_EXERCISE PROMPT_. Return the lines from the line containing "Decode this image" onward. Each must match exactly, and the last line of the listing below must be included.

_DATA FOR ANALYSIS_.
=== Section Start ===

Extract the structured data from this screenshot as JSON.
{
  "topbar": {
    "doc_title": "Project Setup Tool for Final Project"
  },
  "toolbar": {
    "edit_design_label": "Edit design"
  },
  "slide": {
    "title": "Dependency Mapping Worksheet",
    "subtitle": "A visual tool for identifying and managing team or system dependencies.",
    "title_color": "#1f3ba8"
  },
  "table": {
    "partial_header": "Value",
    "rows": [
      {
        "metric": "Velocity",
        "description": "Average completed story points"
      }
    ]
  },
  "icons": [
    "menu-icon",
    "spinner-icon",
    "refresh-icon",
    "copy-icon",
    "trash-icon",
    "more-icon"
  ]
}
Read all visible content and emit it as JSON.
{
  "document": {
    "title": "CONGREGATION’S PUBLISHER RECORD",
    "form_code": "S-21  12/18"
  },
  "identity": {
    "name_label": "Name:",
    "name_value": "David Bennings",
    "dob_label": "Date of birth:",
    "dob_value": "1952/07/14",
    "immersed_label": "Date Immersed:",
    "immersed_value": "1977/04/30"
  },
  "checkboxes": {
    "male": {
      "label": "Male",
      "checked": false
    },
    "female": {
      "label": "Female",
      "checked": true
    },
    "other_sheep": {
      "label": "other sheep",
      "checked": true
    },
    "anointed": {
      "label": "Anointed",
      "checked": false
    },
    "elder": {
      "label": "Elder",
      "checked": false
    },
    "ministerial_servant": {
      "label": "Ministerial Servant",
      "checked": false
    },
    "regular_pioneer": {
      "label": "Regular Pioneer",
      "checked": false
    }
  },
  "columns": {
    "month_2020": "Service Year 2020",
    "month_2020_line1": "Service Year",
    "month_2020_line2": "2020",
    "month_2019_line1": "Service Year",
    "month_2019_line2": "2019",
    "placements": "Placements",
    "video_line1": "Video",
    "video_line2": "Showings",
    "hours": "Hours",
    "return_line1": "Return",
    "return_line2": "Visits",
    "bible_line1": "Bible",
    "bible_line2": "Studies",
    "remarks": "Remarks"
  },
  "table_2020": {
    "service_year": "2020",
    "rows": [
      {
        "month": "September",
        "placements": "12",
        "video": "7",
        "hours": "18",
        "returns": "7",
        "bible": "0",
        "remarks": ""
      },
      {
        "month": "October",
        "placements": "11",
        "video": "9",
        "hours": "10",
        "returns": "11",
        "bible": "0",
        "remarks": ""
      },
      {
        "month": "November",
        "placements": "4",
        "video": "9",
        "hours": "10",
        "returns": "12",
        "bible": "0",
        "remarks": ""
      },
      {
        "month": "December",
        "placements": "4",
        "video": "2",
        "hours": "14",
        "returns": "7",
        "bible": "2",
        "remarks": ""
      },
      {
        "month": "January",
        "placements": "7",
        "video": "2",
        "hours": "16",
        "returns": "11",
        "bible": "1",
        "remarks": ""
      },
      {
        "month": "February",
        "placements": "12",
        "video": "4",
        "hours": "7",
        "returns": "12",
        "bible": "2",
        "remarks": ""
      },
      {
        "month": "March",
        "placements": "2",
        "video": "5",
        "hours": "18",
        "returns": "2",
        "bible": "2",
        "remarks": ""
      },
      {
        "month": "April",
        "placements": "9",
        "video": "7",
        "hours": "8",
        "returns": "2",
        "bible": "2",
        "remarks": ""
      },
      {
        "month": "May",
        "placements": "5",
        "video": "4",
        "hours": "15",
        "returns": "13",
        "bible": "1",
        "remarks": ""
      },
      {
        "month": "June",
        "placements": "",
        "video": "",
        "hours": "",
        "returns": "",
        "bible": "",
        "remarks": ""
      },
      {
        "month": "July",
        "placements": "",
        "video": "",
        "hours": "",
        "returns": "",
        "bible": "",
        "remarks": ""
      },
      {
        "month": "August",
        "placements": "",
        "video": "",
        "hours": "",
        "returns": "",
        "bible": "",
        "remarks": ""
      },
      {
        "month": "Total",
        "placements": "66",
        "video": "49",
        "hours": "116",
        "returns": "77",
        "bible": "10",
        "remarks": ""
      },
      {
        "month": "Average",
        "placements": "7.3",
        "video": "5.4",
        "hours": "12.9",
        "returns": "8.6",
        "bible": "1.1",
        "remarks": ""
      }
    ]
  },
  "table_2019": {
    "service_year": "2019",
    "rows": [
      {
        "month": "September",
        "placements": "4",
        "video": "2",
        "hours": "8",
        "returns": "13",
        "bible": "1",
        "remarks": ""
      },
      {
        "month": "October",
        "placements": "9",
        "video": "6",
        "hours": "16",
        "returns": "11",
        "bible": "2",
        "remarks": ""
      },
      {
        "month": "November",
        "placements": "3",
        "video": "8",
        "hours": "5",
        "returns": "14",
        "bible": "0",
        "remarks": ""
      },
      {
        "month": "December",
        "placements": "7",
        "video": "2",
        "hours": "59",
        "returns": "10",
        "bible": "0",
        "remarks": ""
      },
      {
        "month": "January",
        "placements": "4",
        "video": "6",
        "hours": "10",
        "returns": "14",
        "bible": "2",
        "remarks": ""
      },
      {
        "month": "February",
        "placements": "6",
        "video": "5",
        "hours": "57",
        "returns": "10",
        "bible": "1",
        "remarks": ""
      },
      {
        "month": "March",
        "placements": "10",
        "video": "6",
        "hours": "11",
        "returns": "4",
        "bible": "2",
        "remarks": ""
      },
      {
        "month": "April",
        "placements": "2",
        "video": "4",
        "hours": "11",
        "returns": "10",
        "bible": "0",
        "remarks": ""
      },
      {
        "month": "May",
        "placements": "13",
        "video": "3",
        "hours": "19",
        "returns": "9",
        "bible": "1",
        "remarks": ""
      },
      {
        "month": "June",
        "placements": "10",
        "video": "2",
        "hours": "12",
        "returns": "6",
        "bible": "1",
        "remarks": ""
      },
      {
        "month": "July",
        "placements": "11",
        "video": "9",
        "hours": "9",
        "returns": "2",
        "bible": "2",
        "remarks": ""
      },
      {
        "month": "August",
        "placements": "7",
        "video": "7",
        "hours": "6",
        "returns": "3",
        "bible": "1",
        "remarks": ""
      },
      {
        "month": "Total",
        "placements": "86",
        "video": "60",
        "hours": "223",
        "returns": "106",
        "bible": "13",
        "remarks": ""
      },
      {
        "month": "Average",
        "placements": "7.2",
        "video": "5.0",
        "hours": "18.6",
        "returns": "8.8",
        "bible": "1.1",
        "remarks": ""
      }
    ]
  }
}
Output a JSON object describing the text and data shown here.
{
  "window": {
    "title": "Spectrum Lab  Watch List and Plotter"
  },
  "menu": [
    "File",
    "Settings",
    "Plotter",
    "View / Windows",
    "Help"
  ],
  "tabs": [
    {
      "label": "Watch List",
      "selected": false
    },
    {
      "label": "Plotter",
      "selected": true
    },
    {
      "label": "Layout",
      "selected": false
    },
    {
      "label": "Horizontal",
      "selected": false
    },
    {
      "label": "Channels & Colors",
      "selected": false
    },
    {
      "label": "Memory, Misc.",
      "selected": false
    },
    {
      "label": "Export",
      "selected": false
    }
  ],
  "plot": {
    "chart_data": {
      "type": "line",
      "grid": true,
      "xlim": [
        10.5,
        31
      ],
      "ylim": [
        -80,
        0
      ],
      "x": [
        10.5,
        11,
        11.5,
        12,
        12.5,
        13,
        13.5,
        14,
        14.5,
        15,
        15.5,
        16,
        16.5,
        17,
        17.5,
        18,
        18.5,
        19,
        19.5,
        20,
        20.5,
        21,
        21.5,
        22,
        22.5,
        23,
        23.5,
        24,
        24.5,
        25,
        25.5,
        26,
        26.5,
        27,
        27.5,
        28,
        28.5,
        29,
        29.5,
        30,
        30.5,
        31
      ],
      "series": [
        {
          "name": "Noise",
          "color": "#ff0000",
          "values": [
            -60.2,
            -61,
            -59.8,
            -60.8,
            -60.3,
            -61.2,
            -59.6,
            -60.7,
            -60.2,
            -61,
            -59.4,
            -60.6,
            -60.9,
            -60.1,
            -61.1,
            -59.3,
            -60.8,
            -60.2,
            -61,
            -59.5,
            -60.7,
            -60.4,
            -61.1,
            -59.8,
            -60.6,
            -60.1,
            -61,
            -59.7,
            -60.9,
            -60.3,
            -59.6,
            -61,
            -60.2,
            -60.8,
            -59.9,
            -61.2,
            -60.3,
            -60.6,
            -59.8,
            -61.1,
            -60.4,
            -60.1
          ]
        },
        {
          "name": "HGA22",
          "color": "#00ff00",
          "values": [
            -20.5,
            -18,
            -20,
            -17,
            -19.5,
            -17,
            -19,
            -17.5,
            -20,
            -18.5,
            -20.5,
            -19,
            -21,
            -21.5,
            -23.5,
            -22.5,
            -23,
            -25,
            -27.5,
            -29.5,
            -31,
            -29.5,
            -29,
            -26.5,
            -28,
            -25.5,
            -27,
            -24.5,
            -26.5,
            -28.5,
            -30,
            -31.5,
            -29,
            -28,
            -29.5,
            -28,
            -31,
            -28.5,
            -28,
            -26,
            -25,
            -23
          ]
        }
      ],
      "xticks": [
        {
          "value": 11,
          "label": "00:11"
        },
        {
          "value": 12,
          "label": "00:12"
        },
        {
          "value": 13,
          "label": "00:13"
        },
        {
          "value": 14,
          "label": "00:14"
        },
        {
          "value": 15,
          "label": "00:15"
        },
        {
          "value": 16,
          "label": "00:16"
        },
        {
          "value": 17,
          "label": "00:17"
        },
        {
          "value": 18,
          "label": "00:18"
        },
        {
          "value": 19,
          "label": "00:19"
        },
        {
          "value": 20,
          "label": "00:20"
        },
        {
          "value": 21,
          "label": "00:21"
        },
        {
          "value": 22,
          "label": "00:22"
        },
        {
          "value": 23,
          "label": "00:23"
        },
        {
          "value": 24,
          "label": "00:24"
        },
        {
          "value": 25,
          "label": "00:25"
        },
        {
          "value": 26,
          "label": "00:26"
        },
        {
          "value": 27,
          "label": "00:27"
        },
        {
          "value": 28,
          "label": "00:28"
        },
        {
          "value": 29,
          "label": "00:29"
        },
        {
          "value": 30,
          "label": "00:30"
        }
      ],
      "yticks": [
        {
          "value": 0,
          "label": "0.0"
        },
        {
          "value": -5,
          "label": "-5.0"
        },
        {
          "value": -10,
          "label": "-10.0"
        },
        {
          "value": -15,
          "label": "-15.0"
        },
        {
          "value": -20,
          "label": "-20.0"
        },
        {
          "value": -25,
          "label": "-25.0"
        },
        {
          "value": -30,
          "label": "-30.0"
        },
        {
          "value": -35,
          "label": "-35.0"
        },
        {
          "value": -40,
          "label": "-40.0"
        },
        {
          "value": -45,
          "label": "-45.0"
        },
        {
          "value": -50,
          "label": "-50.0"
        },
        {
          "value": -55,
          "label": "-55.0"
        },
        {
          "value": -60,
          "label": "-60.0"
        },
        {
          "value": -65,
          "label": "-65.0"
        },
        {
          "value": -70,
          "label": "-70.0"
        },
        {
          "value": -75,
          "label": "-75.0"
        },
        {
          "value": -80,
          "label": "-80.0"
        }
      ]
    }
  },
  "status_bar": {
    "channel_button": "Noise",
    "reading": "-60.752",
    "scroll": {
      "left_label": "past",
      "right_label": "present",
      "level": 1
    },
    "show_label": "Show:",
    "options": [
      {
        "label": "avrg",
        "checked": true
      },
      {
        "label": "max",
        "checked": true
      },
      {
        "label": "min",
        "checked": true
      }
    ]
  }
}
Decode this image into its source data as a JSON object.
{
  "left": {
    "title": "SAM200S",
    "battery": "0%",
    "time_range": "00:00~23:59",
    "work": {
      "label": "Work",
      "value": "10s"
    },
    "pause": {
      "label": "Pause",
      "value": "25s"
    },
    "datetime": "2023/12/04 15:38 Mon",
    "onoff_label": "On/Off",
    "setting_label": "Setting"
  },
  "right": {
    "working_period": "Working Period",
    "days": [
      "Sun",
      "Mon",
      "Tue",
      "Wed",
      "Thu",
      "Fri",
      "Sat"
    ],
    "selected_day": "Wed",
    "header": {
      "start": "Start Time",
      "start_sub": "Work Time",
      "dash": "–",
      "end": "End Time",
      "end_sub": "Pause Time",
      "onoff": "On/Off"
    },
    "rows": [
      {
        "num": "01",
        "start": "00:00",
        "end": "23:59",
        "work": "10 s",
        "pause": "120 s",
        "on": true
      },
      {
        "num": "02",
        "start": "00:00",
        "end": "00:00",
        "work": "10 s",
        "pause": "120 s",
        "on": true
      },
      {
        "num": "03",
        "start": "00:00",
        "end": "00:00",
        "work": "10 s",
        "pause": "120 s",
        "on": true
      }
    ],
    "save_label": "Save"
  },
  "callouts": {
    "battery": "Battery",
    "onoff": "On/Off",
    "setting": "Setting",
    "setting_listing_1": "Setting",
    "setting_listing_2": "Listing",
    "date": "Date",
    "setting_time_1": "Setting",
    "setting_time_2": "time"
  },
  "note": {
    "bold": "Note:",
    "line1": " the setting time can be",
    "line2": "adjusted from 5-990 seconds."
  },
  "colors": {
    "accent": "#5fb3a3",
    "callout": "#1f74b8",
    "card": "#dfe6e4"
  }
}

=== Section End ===

_SOLUTION TO THE EXERCISE_.
Decode this image into its source data as a JSON object.
{
  "left": {
    "title": "SAM200S",
    "battery": "0%",
    "time_range": "00:00~23:59",
    "work": {
      "label": "Work",
      "value": "10s"
    },
    "pause": {
      "label": "Pause",
      "value": "25s"
    },
    "datetime": "2023/12/04 15:38 Mon",
    "onoff_label": "On/Off",
    "setting_label": "Setting"
  },
  "right": {
    "working_period": "Working Period",
    "days": [
      "Sun",
      "Mon",
      "Tue",
      "Wed",
      "Thu",
      "Fri",
      "Sat"
    ],
    "selected_day": "Wed",
    "header": {
      "start": "Start Time",
      "start_sub": "Work Time",
      "dash": "–",
      "end": "End Time",
      "end_sub": "Pause Time",
      "onoff": "On/Off"
    },
    "rows": [
      {
        "num": "01",
        "start": "00:00",
        "end": "23:59",
        "work": "10 s",
        "pause": "120 s",
        "on": true
      },
      {
        "num": "02",
        "start": "00:00",
        "end": "00:00",
        "work": "10 s",
        "pause": "120 s",
        "on": true
      },
      {
        "num": "03",
        "start": "00:00",
        "end": "00:00",
        "work": "10 s",
        "pause": "120 s",
        "on": true
      }
    ],
    "save_label": "Save"
  },
  "callouts": {
    "battery": "Battery",
    "onoff": "On/Off",
    "setting": "Setting",
    "setting_listing_1": "Setting",
    "setting_listing_2": "Listing",
    "date": "Date",
    "setting_time_1": "Setting",
    "setting_time_2": "time"
  },
  "note": {
    "bold": "Note:",
    "line1": " the setting time can be",
    "line2": "adjusted from 5-990 seconds."
  },
  "colors": {
    "accent": "#5fb3a3",
    "callout": "#1f74b8",
    "card": "#dfe6e4"
  }
}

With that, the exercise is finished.